WHAT YOU WILL DO: Out of all the lines below, count those with the word "community". Give the number only.
========
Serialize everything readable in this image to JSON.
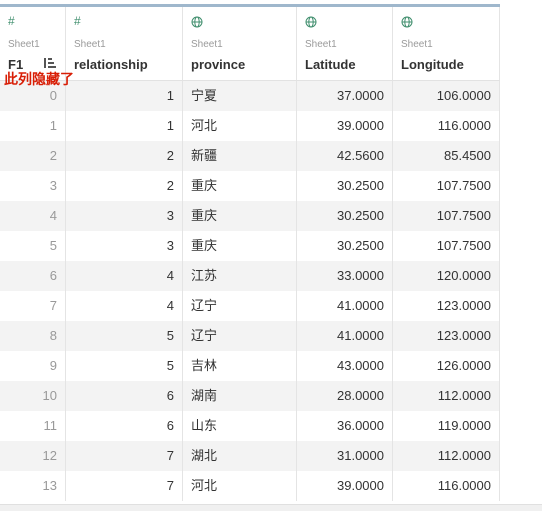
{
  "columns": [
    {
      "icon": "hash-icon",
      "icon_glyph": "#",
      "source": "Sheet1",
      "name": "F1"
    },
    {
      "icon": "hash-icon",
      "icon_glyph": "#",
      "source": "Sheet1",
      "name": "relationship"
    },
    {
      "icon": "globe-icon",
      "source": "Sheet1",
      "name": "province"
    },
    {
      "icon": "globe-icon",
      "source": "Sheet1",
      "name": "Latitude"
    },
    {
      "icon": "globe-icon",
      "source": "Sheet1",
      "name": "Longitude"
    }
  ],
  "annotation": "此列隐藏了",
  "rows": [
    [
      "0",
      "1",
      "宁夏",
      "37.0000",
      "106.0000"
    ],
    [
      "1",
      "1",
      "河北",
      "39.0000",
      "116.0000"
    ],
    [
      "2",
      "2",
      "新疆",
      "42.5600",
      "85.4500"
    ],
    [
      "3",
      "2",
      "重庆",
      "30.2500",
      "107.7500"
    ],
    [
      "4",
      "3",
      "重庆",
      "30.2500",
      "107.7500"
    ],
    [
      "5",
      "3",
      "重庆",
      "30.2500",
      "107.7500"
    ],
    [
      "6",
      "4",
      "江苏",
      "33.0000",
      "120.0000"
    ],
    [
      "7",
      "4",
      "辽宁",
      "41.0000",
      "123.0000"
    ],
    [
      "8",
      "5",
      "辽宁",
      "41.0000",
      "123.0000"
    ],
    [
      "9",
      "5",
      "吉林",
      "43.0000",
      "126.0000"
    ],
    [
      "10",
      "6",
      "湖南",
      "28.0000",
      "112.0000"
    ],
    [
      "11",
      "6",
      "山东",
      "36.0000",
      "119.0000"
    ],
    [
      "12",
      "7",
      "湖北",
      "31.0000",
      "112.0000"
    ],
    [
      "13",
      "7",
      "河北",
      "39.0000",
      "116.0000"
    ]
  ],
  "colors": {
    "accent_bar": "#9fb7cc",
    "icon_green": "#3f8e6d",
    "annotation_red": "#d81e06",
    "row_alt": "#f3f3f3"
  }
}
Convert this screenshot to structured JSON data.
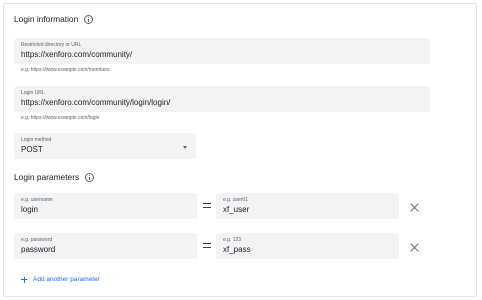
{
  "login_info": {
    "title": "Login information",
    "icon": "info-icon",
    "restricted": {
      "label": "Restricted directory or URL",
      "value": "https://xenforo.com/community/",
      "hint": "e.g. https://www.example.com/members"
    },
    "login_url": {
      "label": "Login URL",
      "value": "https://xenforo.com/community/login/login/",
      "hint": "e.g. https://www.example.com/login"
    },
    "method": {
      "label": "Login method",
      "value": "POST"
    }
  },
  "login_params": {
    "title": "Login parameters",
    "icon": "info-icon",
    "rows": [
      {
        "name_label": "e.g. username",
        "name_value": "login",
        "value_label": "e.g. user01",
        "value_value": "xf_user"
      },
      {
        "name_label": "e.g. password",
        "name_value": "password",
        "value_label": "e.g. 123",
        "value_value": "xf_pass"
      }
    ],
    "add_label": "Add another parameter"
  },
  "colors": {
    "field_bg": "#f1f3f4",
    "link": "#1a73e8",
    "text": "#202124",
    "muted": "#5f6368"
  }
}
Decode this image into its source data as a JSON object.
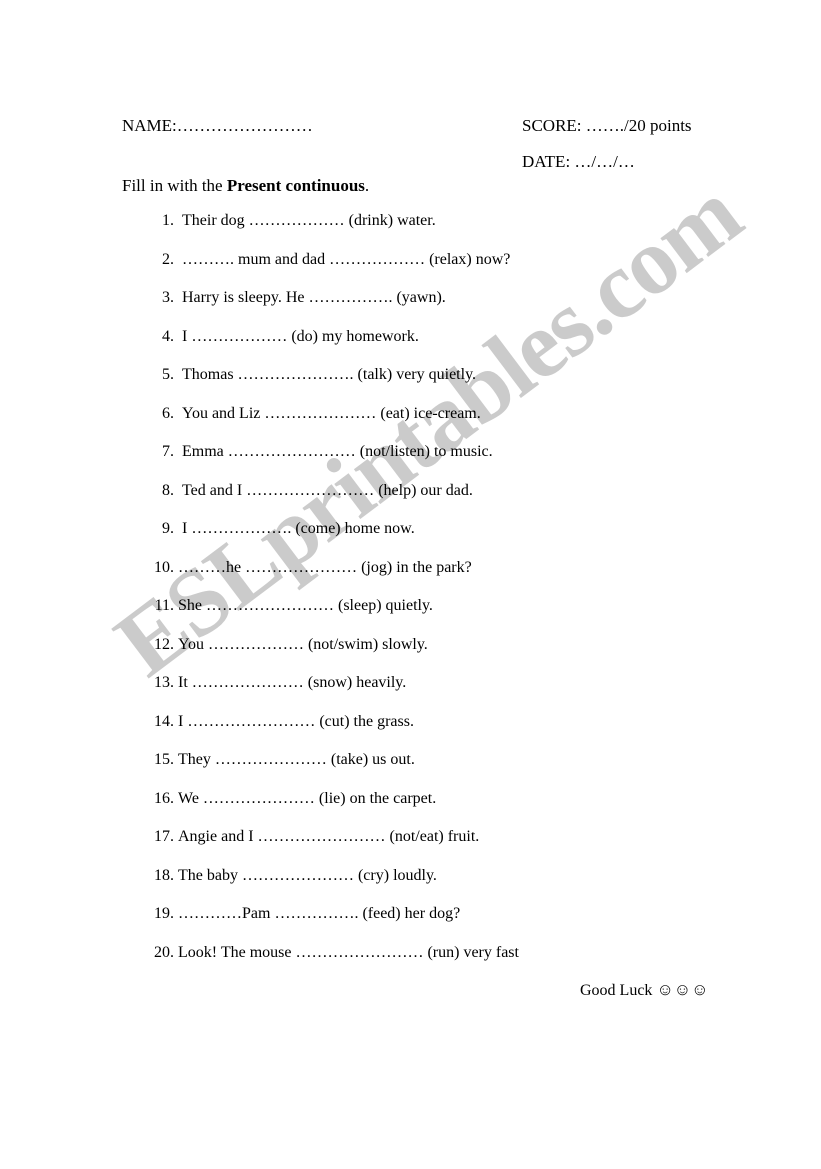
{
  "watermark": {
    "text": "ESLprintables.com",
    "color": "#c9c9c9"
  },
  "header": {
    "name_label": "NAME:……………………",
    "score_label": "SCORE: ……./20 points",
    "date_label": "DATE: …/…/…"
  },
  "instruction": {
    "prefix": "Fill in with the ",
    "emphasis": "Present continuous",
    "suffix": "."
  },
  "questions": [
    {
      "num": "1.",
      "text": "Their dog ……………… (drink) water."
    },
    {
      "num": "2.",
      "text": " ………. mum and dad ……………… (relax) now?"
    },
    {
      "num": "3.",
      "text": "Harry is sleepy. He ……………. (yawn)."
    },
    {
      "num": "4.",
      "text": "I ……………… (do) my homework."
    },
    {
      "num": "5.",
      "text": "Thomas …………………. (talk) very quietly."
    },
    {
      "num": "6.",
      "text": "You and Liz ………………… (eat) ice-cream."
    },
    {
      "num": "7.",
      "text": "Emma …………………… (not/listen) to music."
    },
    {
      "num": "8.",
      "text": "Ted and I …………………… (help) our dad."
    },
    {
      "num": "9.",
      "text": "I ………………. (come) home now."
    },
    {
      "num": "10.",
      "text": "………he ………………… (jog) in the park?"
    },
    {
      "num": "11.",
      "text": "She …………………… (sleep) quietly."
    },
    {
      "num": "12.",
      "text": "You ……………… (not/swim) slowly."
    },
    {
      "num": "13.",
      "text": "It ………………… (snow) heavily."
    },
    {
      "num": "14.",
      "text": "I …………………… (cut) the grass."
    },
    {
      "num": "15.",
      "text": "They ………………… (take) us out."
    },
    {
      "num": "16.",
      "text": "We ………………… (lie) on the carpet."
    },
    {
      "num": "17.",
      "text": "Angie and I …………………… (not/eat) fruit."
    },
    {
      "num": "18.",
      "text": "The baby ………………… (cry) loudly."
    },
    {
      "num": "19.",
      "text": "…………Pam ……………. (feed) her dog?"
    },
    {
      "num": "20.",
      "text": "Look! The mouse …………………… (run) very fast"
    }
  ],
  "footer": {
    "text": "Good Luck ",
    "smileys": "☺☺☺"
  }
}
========
ANSWER BOX: 2